There certainly are many marathons in May, and the first weekend in particular seems to have a lot of choices. Last year I did Pittsburgh and a year earlier the Flying Pig in Cincinnati, but this year I chose Rhode Island for the simple reason that I had a conference scheduled the week before right in downtown Providence. It seemed logical and certainly convenient to attend the conference (the American Society for Indexing – I am a new freelance back-of-the-book indexer) and then stay a day longer for the marathon.
So, I flew in on Wednesday to the compact little T. F. Green Airport in Providence (it’s actually in neighboring Warwick) and met my sister Margie at baggage pickup. She had driven down from Massachusetts so we could visit before the conference began. I don’t think we stopped talking for the day and a half we spent together; it had been almost 2 years since we had seen each other last and talking over the phone simply doesn’t substitute for a face-to-face visit. She left around noon on Thursday, just about the time my software workshop began. From that point on, I was immersed in seminars and meetings and barely had time to walk outside for some fresh air. The conference was held at the Hilton Providence, one of the race host hotels (although the main host hotel was the nearby Westin). The Hilton turned out to be a good choice, for my room was clean and tidy, the bed comfortable, and the staff accommodatiing.
The Hilton was also close to packet pickup at the convention center . On Friday afternoon, I walked over to get my bib (with chip attached) and tech tee shirt (made of a slippery blue material). There was not really an expo – just a few local vendors, Cox Cable (since they were the sponsors), and some charities. I picked up an extra map of the route and spoke to one of the knowledgable volunteers about how the course would be marked and exactly where it would start and finish. I was reassured that the start/finish line was just a short walk from the convention center and I knew that there would probably be plenty of folks from the hotel whom I could follow to the start. The course would be marked with orange tape on the roads and signs with arrows. There were also volunteers at every important turn.
On Saturday afternoon, as conference attendees began to leave, runners started to arrive.
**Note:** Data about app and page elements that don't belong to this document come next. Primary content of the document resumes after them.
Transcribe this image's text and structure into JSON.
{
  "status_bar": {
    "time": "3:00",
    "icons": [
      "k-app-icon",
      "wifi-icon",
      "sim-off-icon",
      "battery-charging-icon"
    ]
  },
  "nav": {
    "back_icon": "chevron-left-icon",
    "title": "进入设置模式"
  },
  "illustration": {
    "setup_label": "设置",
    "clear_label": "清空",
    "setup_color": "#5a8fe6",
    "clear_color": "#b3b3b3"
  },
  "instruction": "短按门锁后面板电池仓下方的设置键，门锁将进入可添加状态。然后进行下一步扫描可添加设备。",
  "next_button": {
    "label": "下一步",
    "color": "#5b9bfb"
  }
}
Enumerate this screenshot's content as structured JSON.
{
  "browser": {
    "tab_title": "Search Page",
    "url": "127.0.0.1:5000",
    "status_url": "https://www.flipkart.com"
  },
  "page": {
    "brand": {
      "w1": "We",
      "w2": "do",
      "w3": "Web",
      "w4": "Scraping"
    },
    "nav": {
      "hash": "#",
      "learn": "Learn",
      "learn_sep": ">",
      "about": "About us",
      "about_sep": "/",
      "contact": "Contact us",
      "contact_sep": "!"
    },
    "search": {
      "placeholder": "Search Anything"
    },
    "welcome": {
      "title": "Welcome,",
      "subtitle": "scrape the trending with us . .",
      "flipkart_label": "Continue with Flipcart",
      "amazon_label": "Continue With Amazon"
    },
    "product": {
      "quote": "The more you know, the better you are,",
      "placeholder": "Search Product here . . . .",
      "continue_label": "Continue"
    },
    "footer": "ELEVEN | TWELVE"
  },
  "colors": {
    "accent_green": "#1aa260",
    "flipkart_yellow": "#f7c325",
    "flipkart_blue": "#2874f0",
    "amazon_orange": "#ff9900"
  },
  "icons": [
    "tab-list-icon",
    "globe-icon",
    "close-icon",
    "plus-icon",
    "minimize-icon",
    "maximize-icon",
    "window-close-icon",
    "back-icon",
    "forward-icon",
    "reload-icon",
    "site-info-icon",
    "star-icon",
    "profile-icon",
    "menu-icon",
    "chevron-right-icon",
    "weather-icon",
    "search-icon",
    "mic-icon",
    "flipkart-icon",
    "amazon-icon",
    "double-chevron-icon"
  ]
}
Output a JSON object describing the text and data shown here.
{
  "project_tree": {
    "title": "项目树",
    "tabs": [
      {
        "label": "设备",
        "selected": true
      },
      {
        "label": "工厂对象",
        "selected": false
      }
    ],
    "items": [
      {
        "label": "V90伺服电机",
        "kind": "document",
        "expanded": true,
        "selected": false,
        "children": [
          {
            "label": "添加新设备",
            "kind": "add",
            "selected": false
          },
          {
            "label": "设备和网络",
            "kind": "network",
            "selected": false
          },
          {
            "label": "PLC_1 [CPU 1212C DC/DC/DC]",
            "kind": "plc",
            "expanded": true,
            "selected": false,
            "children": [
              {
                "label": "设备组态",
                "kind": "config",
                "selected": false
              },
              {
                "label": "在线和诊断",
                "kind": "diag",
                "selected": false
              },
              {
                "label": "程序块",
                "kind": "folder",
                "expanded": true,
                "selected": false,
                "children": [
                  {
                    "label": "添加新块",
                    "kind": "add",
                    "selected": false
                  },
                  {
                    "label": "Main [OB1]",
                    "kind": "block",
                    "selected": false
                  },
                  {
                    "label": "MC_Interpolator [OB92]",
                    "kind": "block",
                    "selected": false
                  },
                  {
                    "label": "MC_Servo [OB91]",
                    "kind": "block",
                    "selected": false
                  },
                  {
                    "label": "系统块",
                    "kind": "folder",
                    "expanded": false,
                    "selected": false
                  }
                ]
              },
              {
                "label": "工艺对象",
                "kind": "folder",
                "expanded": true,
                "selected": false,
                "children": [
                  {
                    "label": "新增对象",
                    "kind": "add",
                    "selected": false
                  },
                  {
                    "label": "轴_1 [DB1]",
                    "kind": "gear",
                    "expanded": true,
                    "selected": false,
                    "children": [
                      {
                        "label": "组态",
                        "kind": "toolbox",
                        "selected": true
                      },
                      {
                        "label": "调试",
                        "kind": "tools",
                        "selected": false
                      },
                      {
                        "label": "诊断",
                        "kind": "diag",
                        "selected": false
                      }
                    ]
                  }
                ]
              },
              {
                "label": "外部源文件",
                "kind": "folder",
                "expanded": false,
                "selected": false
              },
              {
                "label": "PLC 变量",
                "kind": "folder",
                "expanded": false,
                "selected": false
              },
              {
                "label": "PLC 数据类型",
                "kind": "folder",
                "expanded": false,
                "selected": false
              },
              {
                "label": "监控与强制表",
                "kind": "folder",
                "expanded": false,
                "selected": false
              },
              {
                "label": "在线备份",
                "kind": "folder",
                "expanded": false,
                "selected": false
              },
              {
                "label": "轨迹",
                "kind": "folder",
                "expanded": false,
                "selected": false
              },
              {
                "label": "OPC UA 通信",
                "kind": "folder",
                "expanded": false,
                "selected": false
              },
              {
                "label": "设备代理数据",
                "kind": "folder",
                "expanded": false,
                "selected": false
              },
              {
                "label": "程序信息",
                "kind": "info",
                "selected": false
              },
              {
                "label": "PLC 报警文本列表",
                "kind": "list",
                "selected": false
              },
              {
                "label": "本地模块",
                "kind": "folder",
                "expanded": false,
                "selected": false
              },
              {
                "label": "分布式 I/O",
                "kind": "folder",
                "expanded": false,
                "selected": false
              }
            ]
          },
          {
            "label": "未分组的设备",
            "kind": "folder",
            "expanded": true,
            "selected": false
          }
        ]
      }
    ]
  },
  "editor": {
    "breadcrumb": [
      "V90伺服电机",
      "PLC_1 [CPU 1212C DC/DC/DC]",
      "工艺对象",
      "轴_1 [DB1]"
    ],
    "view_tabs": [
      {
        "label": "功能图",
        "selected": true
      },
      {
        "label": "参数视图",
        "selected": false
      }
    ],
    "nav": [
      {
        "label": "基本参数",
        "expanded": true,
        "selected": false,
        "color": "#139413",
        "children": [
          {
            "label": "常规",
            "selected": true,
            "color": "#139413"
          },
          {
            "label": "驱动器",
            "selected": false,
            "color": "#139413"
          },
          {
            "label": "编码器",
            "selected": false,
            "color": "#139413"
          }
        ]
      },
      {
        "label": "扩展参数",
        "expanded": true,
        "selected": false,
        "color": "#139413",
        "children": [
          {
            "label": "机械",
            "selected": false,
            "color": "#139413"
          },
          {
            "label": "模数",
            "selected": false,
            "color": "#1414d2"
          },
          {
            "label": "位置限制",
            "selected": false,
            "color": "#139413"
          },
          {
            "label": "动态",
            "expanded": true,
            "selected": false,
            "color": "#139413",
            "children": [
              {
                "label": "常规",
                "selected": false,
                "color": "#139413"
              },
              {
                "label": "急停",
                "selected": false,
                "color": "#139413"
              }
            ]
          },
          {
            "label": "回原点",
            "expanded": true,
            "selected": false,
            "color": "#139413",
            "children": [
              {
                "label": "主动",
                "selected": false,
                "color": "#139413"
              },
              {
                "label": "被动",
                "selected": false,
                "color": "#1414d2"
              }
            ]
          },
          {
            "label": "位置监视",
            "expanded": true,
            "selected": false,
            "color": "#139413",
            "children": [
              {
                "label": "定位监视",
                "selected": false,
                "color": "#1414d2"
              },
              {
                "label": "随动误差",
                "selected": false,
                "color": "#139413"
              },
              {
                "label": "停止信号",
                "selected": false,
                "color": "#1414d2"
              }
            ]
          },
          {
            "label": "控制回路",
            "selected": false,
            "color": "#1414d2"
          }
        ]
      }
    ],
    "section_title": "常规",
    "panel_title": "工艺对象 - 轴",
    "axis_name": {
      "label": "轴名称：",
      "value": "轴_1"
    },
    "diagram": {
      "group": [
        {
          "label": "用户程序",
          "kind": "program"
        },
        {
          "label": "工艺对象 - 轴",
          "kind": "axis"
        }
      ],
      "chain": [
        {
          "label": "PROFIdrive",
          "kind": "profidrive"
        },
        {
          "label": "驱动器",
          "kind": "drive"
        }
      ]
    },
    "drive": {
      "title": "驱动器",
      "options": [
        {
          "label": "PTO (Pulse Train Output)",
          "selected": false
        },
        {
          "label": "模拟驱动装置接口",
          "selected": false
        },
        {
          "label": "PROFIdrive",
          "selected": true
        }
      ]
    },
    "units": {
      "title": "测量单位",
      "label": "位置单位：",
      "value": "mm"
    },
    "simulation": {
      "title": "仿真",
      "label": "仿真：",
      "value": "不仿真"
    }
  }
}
I did my usual pre-race preparations, getting my clothes ready for a cool morning with later sunshine, ate a light supper, and then to bed. Woke early and left the hotel around 7:30. The race was scheduled to begin at 8 am. Along with the full marathon, there was a half as well, and we all began together right on time. Just after the second mile, the half marathoners split off, heading north, while we full marathoners went over the Henderson Bridge to East Providence. As usual, the half marathoners vastly outnumbered the full , but even so there were almost 1200 full marathoners. The course is primarily a road race, although we spent quite a bit of time on several bike paths as well. While this meant we had to dodge both cars and people on bikes, I thought the drivers and bikers to be extremely well –mannered and polite. Many of them honked and cheered us on and all kept a decent distance from us.
The only real complaint I had was about the poor condition of some of the roads – lots of potholes and tripping hazards. Fortunately, I managed to avoid falling. We passed by several golf courses and country clubs, a few cemeteries, and then through several attractive neighborhoods; for a number of miles, we wandered along the Providence River and finally, around mile 24, crossed another bridge back into the downtown area and the finish line. A volunteer circled my neck with an attractive medal and lanyard, handed me a bottle of water, and pointed me to the food. There were boxes of different varieties of pizza and some bagels shaped like crullers. I took a couple of cheese pizza slices and found my way back to the hotel where I bought a bottle of orange juice in the little shop. I had a strong craving for oj, not sure if I needed the vitamin C or the natural sugar or just a little bit of Florida but it tasted great.
One important thing I learned – it is not a good idea to sit at a conference for 3 days before a race. It’s one thing to taper but too much sitting is not for me. My muscles were stiff as the race began and it took me fully half the race before I felt like I finally had my usual rhythm and pace. Still, I finished in a respectable 5:47:09, well under the 6 hour time limit. I did notice that a number of participants (there were about 50 people behind me) clocked in well over that limit, with the last person finishing in about 7 ½ hours. It was a good race and I’m glad I had a chance to do it.